--- Excerpted data Enclosed Below ---

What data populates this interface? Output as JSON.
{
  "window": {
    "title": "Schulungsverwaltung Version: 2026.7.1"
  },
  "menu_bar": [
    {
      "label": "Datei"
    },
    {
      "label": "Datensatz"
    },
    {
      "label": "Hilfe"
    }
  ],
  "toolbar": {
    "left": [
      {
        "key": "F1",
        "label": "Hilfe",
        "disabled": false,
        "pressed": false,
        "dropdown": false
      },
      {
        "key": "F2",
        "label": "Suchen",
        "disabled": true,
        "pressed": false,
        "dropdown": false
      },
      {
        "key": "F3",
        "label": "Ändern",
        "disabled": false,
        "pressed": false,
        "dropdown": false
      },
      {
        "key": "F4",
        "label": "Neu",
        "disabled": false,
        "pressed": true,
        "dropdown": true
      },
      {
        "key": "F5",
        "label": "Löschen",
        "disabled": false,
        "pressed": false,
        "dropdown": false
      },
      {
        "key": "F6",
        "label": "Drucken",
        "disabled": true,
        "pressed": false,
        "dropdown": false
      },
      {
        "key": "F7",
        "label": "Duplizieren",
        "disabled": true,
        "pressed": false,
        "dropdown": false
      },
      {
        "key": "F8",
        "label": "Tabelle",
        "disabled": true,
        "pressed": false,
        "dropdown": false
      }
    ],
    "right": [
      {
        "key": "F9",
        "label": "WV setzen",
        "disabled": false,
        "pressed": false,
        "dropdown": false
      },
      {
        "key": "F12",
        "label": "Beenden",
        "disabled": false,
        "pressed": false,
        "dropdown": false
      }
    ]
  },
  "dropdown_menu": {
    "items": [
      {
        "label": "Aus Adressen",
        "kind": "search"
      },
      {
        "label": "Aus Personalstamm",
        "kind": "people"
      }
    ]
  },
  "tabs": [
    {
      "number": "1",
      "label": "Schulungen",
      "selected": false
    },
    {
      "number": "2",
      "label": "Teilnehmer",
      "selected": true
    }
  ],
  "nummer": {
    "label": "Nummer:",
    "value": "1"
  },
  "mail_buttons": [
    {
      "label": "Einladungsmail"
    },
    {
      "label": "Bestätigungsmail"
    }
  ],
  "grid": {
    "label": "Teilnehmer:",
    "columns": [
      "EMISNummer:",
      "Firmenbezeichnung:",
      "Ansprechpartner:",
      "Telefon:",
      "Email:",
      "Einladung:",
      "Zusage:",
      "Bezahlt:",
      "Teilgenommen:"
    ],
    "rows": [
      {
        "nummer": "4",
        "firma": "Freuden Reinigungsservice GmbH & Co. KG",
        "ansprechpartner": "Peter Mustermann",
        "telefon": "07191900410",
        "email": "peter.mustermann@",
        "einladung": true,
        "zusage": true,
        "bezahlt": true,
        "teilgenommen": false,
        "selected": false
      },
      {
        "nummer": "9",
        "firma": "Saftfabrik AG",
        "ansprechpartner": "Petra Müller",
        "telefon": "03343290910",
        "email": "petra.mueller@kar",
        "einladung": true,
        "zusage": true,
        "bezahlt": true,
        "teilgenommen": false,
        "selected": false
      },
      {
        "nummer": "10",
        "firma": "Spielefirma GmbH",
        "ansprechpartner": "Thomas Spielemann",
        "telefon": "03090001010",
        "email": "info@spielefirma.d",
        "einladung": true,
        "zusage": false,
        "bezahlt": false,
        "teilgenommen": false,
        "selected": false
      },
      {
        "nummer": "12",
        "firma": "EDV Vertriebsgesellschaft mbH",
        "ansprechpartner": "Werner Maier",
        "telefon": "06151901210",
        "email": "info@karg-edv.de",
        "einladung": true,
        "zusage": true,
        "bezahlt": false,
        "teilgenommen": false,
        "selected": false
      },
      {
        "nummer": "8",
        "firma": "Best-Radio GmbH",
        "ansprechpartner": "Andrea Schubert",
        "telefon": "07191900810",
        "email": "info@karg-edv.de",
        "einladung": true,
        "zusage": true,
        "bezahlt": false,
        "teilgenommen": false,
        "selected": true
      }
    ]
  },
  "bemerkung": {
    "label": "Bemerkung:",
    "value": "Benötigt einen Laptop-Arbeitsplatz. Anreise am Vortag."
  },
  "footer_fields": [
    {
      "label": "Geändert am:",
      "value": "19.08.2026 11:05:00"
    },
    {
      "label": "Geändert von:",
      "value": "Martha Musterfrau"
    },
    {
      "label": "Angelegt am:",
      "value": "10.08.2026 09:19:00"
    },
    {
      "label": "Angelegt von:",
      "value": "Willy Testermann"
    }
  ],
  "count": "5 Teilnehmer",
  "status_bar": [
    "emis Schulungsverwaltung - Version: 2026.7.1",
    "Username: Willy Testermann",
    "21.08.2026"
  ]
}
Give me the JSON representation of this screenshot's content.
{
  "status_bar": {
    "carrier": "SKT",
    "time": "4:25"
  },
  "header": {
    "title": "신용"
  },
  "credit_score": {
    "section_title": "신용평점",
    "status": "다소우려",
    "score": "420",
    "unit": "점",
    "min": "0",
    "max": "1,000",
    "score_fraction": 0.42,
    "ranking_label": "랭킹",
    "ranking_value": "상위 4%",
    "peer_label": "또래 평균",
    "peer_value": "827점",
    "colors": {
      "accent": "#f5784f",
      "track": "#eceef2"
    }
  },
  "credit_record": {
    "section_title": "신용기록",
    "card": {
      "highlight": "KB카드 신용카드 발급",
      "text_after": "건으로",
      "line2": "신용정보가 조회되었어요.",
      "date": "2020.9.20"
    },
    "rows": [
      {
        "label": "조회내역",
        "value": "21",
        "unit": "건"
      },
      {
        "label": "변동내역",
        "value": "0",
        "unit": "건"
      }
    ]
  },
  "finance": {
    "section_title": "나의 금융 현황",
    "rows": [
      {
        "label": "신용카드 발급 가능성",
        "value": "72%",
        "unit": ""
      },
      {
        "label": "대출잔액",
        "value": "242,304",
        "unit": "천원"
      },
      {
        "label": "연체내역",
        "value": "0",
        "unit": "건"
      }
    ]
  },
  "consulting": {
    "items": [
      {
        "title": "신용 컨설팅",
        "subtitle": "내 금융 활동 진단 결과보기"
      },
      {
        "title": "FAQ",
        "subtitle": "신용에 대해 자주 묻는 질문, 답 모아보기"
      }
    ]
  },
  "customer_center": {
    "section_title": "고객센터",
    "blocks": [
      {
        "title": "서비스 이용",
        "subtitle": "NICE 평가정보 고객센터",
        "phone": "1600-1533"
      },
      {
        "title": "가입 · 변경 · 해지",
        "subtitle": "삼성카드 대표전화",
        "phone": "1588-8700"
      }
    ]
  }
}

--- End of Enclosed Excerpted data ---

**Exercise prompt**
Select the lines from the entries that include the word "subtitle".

**Task output**
        "subtitle": "내 금융 활동 진단 결과보기"
        "subtitle": "신용에 대해 자주 묻는 질문, 답 모아보기"
        "subtitle": "NICE 평가정보 고객센터",
        "subtitle": "삼성카드 대표전화",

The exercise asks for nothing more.